The biggest impression the upgrade has left on me though is the hefty memory requirements. Opening activity monitor shows me that Safari eats up 140megs of ram – it’s a web browser for God sake. Each of those Dashboard widgets take up 30 and mail takes up 20. It’s becoming obvious that if you expect to run a few programs in addition to Photoshop you are slowly approaching 2 gigs of ram. Apple still sells computers with only 256 megs of ram so obviously their is money to be made creating software with bloated memory requirements.


The Joys of Shuffle

For music on the go and having fun creating mixes (again) the iPod shuffle was a great recent purchase. I don’t always buy into the “enjoy uncertainty” or “life is random” concepts that Apple preaches though and find myself creating a smart playlist to autofill my shuffle that pick from higher rates songs in a number of other playlists that have a list of my favourite tracks. I’m not alone in this and I have noticed a few others sharing there ideas.
Matt Haughey writes about the joys of a better


Wireless iPod patent

wifi-ipod.jpgFrom Apple Insider comes the news that a patent was published on Thursday that talks about a wirelessly-enabled handheld player that can beam music and information to multiple other media devices, a docking station for communicating with other devices, and something about wirelessly transmitting


Mac OS X 10.3.3 Update: Hallelujah!!

Finally they have fixed the ill functioning network browser – with the Panther update you lost the ability to store network passwords and browsing remote servers was a pain at best.
“Specific changes in Mac OS X v10.3.3 include the ability to see network volumes both in the Finder sidebar and on the Desktop; improved filesharing and directory services for Mac (through AFP), Unix (through NFS) and PC (through SMB/CIFS) networks; improved PostScript and USB-based printing; updated Disk Utility, DVD Player, Image Capture, Mail and Safari applications; additional support for FireWire and USB devices; improved compatibility with third-party applications; and the incorporation of previous standalone security updates and Bluetooth Update 1.5, if you’ve not already updated your system.” [Maccentral]
Mac OS X 10.3.3 Update

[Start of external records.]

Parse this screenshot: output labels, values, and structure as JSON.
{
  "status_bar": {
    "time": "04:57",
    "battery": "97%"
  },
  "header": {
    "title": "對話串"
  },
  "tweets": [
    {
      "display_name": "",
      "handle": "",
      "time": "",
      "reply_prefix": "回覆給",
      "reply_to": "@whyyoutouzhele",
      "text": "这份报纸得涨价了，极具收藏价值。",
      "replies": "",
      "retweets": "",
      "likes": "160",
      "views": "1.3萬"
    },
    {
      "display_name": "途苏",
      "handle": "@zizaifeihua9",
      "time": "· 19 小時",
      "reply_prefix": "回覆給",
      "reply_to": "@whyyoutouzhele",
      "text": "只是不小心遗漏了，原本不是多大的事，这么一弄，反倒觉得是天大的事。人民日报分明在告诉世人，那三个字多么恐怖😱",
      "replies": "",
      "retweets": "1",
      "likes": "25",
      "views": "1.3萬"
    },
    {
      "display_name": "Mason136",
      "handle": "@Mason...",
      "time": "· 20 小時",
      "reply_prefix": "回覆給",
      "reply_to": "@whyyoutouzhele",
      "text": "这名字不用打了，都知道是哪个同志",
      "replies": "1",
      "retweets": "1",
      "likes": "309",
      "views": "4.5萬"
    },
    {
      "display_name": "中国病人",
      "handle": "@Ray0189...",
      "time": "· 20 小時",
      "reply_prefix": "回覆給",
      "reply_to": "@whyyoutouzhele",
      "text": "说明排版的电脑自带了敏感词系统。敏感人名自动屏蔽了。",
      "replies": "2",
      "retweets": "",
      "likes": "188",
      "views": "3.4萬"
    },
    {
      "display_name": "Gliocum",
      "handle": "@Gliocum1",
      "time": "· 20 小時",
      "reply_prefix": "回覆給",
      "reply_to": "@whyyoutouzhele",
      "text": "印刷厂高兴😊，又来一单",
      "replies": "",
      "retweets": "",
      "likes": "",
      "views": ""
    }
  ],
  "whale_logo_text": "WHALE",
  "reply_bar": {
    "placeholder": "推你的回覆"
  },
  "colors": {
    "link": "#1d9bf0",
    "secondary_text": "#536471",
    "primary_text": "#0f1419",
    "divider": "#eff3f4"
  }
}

More Powerpoint madness

Presentations.com recent review of Apples keynote reinforces my perception of how Powerpoint has created a legacy of poor visual communication. The author of the review gives Keynote 3 out of 5 stars and states that it is worth it for beginning presenters but pros will not be satisfied. Obviously the review is uninformed but it is interesting to note what these people think “pros” need. The most glaring of which were no gradient-coloring features for text, the ability to edit multimedia within the program, and the amount of the control over transitions. What is with this perception that “pro’s” want products with enormous feature sets. I thought we would assume that people don’t have time for this type of complexity.
I have been using Keynote for a couple months and it’s fairly impressive. It’s simple, displays text very well and has cut ‘n’ paste import of all my media (vector graphics and pdf look superb). It helps reinforce the point of a presentation program – to support the speaker. The downside is a natural one. No one uses keynote and as such no one can read your file. Distribution via .pdf is impractical because of the horrendous file sizes and sharing it in Powerpoint’s file format seems painful as you loose all of the reasons you use Keynote in the first place.
I certainly don’t mean to imply that I create presentations that would make Edward Tufte proud – I don’t. But I am under different constraints. The constraints of language, and lack of paper, force me to put copious amounts of text on the screen. That’s my excuse.
Link: Presentations.com – Apple Keynote review